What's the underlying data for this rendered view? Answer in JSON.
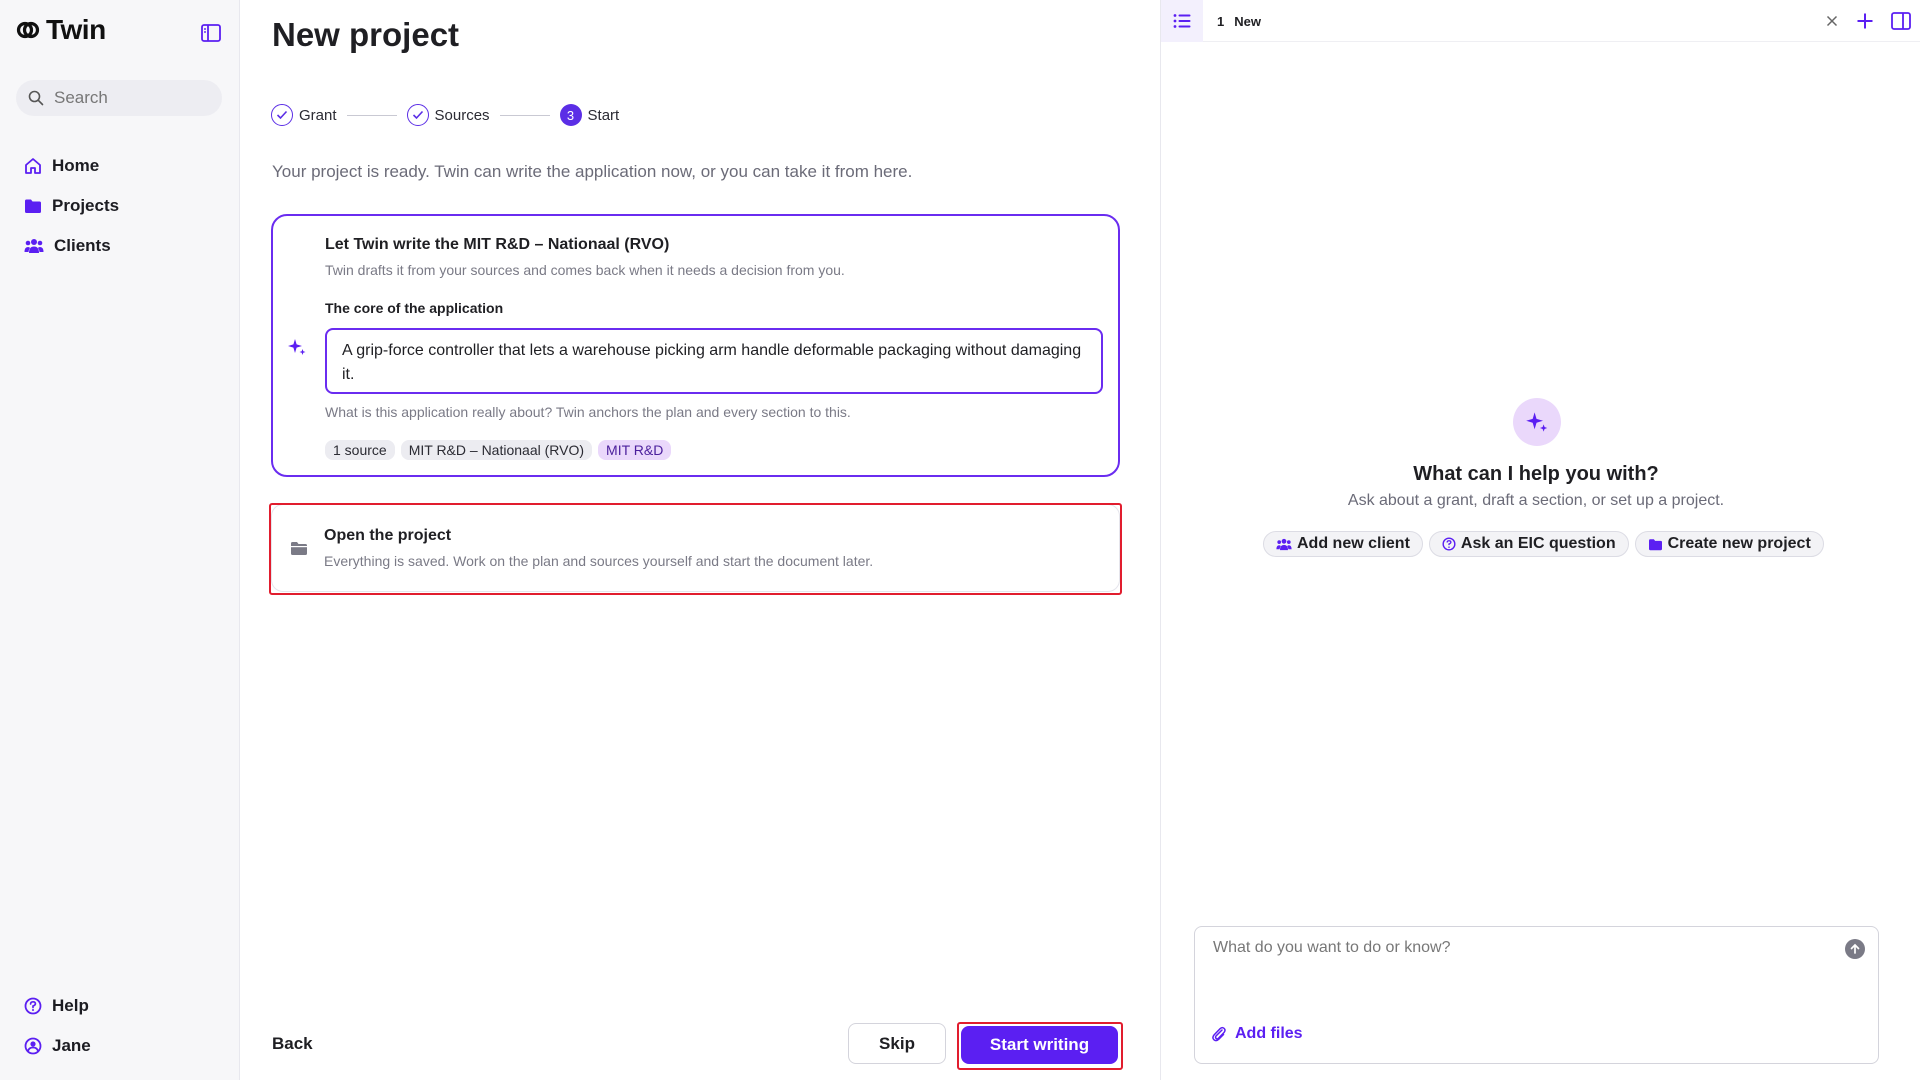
{
  "app": {
    "name": "Twin"
  },
  "sidebar": {
    "search_placeholder": "Search",
    "nav": [
      {
        "label": "Home",
        "icon": "home-icon"
      },
      {
        "label": "Projects",
        "icon": "folder-icon"
      },
      {
        "label": "Clients",
        "icon": "users-icon"
      }
    ],
    "bottom": [
      {
        "label": "Help",
        "icon": "help-icon"
      },
      {
        "label": "Jane",
        "icon": "user-icon"
      }
    ]
  },
  "main": {
    "title": "New project",
    "steps": [
      {
        "label": "Grant",
        "state": "done"
      },
      {
        "label": "Sources",
        "state": "done"
      },
      {
        "label": "Start",
        "state": "active",
        "number": "3"
      }
    ],
    "intro": "Your project is ready. Twin can write the application now, or you can take it from here.",
    "write_card": {
      "title": "Let Twin write the MIT R&D – Nationaal (RVO)",
      "subtitle": "Twin drafts it from your sources and comes back when it needs a decision from you.",
      "core_label": "The core of the application",
      "core_value": "A grip-force controller that lets a warehouse picking arm handle deformable packaging without damaging it.",
      "helper": "What is this application really about? Twin anchors the plan and every section to this.",
      "tags": [
        "1 source",
        "MIT R&D – Nationaal (RVO)",
        "MIT R&D"
      ]
    },
    "open_card": {
      "title": "Open the project",
      "subtitle": "Everything is saved. Work on the plan and sources yourself and start the document later."
    },
    "footer": {
      "back": "Back",
      "skip": "Skip",
      "start": "Start writing"
    }
  },
  "panel": {
    "tab_index": "1",
    "tab_label": "New",
    "help_title": "What can I help you with?",
    "help_sub": "Ask about a grant, draft a section, or set up a project.",
    "chips": [
      {
        "label": "Add new client",
        "icon": "users-icon"
      },
      {
        "label": "Ask an EIC question",
        "icon": "help-icon"
      },
      {
        "label": "Create new project",
        "icon": "folder-icon"
      }
    ],
    "composer_placeholder": "What do you want to do or know?",
    "add_files": "Add files"
  },
  "colors": {
    "accent": "#5b1ff2",
    "accent_light": "#ead8fb",
    "highlight": "#e11d2e"
  }
}
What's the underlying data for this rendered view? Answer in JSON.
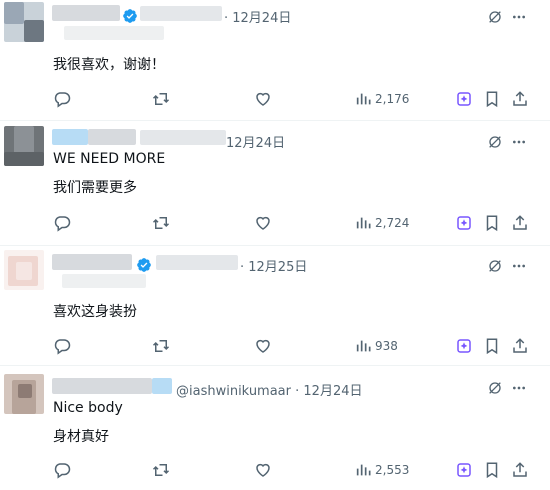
{
  "tweets": [
    {
      "display_name": "",
      "handle": "",
      "date": "12月24日",
      "verified": true,
      "lines": [
        "我很喜欢，谢谢！"
      ],
      "views": "2,176",
      "avatar_colors": [
        "#9aa7b5",
        "#6d7781",
        "#c9d2d9"
      ]
    },
    {
      "display_name": "",
      "handle": "",
      "date": "12月24日",
      "verified": false,
      "lines": [
        "WE NEED MORE",
        "我们需要更多"
      ],
      "views": "2,724",
      "avatar_colors": [
        "#6f7478",
        "#8c9196",
        "#5d6266"
      ]
    },
    {
      "display_name": "",
      "handle": "",
      "date": "12月25日",
      "verified": true,
      "lines": [
        "喜欢这身装扮"
      ],
      "views": "938",
      "avatar_colors": [
        "#f5e6e3",
        "#efd6d0",
        "#f9f1ef"
      ]
    },
    {
      "display_name": "",
      "handle": "@iashwinikumaar",
      "date": "12月24日",
      "verified": false,
      "lines": [
        "Nice body",
        "身材真好"
      ],
      "views": "2,553",
      "avatar_colors": [
        "#b7a49a",
        "#8d7b74",
        "#d4c5bd"
      ]
    }
  ],
  "icons": {
    "reply": "reply-icon",
    "retweet": "retweet-icon",
    "like": "like-icon",
    "views": "views-icon",
    "grok": "grok-icon",
    "bookmark": "bookmark-icon",
    "share": "share-icon",
    "mute": "grok-slash-icon",
    "more": "more-icon"
  },
  "colors": {
    "text": "#0f1419",
    "muted": "#536471",
    "verified": "#1d9bf0",
    "grok_accent": "#7856ff"
  }
}
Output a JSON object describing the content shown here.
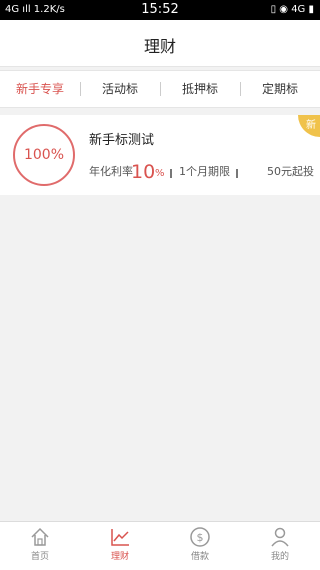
{
  "status": {
    "left": "4G ıll  1.2K/s",
    "time": "15:52",
    "right": "▯ ◉ 4G ▮"
  },
  "header": {
    "title": "理财"
  },
  "tabs": [
    {
      "label": "新手专享",
      "active": true
    },
    {
      "label": "活动标",
      "active": false
    },
    {
      "label": "抵押标",
      "active": false
    },
    {
      "label": "定期标",
      "active": false
    }
  ],
  "product": {
    "progress": "100%",
    "name": "新手标测试",
    "rate_label": "年化利率",
    "rate_value": "10",
    "rate_unit": "%",
    "term": "1个月期限",
    "min_invest": "50元起投",
    "corner_badge": "新"
  },
  "colors": {
    "accent": "#d9534f",
    "badge": "#f0c24b"
  },
  "bottom_nav": [
    {
      "label": "首页",
      "icon": "home-icon",
      "active": false
    },
    {
      "label": "理财",
      "icon": "chart-icon",
      "active": true
    },
    {
      "label": "借款",
      "icon": "dollar-circle-icon",
      "active": false
    },
    {
      "label": "我的",
      "icon": "user-icon",
      "active": false
    }
  ]
}
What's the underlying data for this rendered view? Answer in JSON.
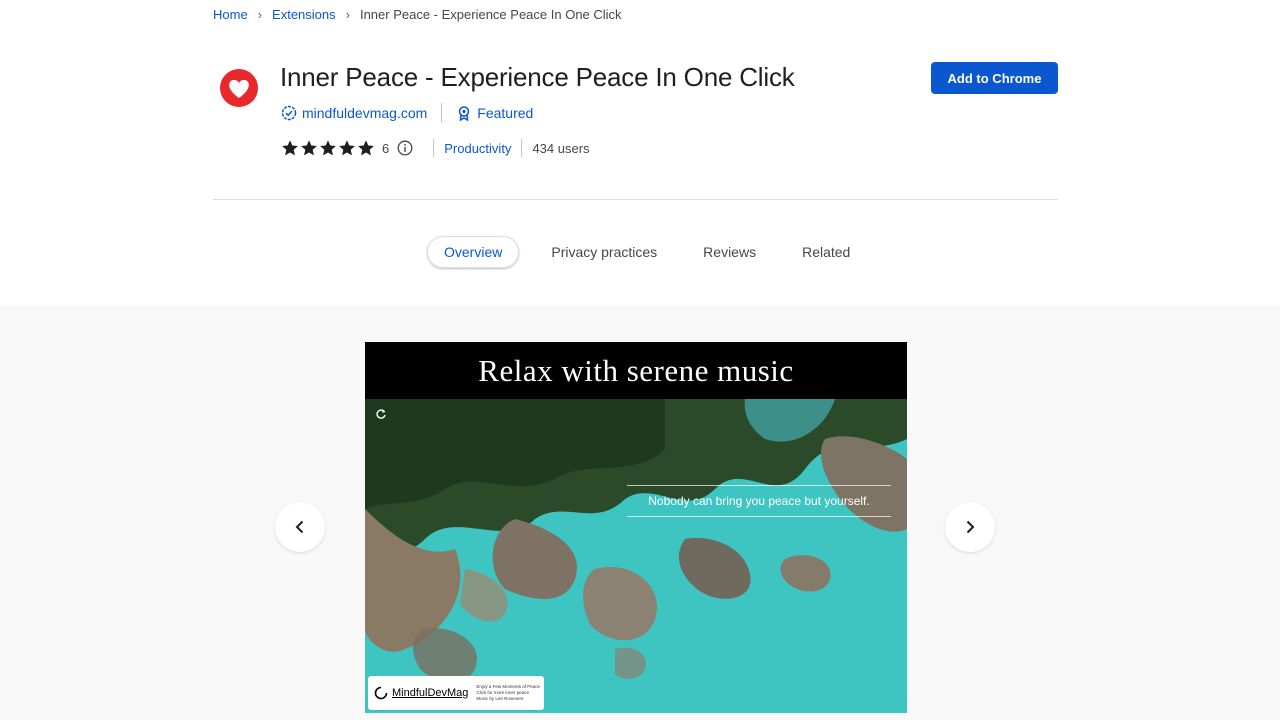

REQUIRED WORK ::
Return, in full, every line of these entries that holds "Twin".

EXPECTED OUTPUT ::
    "name": "Twin"
    "intro": "Your project is ready. Twin can write the application now, or you can take it from here.",
      "title": "Let Twin write the MIT R&D – Nationaal (RVO)",
      "subtitle": "Twin drafts it from your sources and comes back when it needs a decision from you.",
      "helper": "What is this application really about? Twin anchors the plan and every section to this.",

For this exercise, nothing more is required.